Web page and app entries
----
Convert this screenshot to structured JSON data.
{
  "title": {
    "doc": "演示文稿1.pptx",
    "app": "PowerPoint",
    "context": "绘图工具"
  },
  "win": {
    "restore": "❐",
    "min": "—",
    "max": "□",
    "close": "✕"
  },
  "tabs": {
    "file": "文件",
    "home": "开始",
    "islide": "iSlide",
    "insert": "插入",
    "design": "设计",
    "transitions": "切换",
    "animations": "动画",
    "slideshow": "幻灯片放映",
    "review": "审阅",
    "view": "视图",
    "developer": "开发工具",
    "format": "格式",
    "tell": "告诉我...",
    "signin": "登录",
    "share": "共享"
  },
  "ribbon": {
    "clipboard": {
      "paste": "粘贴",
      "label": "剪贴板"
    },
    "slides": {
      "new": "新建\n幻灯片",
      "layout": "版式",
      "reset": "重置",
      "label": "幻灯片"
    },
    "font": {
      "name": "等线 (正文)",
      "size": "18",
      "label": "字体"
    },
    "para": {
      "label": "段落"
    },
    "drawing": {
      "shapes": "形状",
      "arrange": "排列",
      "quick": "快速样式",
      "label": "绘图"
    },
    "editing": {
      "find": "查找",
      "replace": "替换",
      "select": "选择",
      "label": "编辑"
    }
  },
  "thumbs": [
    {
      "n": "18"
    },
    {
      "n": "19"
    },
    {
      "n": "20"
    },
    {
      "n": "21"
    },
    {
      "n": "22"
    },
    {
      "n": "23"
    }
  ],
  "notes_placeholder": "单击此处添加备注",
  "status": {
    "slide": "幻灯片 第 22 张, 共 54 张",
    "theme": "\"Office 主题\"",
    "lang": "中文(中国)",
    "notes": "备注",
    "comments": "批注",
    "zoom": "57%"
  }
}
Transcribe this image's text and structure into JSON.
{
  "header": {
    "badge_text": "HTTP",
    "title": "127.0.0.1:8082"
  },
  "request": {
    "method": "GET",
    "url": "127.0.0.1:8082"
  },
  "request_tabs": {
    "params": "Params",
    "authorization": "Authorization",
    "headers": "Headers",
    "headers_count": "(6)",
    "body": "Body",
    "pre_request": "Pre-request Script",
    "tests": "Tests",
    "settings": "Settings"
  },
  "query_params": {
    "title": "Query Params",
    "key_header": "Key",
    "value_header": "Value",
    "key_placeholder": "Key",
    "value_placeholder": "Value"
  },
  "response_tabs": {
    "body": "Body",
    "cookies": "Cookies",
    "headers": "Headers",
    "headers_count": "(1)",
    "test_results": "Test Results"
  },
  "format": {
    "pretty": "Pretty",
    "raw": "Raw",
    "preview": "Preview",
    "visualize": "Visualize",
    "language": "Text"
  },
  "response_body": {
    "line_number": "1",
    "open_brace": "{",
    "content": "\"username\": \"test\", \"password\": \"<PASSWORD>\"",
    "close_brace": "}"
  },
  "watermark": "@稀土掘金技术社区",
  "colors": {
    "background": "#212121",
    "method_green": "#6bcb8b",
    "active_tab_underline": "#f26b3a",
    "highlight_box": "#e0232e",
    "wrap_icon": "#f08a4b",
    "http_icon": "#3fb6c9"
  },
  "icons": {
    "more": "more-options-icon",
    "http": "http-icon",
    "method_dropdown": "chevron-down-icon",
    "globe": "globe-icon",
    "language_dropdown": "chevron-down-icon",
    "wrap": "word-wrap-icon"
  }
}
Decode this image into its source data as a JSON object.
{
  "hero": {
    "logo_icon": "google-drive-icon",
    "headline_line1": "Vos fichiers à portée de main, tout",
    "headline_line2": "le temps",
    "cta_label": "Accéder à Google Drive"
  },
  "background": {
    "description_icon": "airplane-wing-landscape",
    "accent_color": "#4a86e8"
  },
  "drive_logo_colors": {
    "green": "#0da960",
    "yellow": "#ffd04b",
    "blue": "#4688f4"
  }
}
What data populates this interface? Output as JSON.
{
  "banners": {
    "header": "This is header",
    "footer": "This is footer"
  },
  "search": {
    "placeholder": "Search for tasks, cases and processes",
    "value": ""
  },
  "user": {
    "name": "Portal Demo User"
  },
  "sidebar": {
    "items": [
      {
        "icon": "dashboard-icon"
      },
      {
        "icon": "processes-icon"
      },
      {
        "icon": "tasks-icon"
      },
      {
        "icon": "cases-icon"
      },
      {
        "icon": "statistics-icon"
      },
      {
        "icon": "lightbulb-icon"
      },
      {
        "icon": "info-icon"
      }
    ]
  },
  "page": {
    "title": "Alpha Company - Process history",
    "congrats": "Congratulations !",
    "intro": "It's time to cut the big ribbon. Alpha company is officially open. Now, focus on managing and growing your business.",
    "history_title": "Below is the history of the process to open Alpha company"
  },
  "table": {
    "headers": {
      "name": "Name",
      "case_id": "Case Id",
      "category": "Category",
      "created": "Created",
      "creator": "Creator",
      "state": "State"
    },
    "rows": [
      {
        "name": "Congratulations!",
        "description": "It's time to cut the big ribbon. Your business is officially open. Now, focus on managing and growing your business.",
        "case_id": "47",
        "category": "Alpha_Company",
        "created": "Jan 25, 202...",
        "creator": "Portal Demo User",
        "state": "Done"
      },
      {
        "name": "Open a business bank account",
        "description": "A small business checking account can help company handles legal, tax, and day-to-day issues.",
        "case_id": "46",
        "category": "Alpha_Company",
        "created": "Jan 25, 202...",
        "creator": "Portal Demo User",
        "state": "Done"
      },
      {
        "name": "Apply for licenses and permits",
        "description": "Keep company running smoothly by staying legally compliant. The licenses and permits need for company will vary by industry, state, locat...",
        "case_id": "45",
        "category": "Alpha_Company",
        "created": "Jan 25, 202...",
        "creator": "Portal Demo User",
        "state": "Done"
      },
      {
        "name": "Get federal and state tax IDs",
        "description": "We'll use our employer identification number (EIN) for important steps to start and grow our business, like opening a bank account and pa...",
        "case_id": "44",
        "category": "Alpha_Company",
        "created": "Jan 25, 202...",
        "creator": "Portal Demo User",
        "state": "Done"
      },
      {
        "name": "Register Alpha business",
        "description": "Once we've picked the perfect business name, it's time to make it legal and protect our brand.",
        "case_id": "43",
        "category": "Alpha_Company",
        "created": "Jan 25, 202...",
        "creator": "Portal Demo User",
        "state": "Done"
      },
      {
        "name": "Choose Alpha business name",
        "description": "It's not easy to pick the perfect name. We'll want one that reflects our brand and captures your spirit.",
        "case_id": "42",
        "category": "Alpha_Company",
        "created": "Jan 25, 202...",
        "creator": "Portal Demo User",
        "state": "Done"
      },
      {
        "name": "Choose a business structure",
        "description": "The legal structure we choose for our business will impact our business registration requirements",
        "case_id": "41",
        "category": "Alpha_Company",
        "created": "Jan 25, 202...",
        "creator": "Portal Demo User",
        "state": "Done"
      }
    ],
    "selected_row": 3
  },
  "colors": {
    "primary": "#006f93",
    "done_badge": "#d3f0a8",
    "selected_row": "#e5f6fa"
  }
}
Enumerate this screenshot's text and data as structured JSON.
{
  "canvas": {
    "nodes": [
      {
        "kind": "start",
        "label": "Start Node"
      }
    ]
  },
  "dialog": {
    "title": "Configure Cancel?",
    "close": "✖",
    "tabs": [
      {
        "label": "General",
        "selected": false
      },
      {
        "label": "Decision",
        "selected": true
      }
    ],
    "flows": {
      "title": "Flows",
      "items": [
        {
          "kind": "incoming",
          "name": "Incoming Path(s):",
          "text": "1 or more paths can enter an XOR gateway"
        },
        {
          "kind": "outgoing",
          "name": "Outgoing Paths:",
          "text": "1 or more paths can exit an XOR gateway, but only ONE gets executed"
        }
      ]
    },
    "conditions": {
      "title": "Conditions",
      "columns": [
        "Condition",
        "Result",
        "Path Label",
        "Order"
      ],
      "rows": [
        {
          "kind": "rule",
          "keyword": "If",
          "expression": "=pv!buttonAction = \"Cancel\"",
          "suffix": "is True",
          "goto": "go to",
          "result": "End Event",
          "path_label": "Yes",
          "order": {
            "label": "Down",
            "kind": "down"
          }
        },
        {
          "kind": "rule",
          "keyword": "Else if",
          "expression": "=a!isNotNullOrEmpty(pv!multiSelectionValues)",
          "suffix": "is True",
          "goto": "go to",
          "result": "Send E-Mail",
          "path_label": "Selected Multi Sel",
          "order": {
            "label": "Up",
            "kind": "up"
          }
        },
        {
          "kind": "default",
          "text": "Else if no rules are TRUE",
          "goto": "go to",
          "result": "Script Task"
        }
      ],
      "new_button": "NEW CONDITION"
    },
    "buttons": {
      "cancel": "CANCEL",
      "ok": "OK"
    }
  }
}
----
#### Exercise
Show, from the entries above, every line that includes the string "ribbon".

#### Output
  "ribbon": {
    "intro": "It's time to cut the big ribbon. Alpha company is officially open. Now, focus on managing and growing your business.",
        "description": "It's time to cut the big ribbon. Your business is officially open. Now, focus on managing and growing your business.",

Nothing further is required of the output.